• What you will do:
Return every line from the records below in which the word "title" is found.

[Records drawn from a dataset]
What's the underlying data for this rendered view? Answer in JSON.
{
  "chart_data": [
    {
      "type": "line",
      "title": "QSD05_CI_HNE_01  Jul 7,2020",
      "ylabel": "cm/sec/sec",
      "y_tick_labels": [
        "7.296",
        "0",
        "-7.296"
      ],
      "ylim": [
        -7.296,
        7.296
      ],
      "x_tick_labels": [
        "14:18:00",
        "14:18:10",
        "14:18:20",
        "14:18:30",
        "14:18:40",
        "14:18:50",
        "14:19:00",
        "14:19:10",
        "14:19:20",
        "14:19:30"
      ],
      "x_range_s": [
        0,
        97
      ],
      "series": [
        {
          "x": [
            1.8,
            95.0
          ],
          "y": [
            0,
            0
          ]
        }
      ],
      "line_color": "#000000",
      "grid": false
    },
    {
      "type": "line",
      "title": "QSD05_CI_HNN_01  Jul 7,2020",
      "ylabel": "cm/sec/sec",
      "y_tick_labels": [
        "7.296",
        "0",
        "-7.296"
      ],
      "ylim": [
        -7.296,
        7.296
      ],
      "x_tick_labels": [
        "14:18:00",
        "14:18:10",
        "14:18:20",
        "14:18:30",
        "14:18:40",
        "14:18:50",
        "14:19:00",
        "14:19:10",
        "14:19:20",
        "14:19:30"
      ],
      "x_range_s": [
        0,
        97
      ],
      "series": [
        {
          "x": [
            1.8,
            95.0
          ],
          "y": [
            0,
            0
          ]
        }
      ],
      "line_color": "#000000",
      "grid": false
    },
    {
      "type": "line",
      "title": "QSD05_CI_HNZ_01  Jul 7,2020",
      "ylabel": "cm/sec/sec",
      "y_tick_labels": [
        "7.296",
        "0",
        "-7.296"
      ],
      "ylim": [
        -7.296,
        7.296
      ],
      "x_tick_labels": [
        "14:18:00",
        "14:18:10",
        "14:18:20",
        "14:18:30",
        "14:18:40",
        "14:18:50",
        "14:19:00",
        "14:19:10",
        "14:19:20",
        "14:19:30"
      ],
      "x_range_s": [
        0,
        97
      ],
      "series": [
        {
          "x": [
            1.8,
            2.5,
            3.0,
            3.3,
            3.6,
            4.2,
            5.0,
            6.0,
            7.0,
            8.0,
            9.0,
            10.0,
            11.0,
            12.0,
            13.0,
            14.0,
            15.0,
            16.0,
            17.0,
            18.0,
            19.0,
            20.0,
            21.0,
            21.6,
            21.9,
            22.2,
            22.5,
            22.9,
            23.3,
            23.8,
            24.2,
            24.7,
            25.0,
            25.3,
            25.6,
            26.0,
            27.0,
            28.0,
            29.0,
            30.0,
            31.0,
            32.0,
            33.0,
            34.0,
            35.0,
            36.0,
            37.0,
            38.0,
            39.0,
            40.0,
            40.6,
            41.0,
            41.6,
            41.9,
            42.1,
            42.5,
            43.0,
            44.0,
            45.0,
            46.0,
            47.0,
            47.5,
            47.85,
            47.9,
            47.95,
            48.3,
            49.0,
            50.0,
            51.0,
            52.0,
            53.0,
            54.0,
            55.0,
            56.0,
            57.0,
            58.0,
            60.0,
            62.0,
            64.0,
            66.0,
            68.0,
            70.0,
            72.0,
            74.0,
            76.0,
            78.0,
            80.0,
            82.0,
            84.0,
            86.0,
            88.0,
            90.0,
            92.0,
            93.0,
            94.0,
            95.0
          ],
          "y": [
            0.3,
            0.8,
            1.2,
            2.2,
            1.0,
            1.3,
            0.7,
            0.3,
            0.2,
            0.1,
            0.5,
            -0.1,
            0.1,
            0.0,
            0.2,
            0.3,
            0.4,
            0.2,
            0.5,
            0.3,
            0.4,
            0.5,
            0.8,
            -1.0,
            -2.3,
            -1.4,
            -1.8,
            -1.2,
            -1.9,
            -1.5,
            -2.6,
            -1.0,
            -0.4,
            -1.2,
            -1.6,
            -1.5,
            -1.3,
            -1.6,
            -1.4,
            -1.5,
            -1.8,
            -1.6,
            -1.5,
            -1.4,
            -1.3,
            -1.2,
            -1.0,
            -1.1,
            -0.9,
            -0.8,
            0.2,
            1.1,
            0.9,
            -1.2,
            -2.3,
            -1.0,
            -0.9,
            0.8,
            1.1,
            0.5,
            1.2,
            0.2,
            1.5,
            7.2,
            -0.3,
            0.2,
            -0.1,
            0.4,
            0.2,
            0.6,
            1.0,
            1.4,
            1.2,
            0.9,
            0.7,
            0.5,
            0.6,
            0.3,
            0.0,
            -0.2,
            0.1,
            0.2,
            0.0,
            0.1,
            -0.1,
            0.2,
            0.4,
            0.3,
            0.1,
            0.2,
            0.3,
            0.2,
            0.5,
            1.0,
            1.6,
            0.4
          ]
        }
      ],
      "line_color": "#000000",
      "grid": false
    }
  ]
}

• Result for this task:
      "title": "QSD05_CI_HNE_01  Jul 7,2020",
      "title": "QSD05_CI_HNN_01  Jul 7,2020",
      "title": "QSD05_CI_HNZ_01  Jul 7,2020",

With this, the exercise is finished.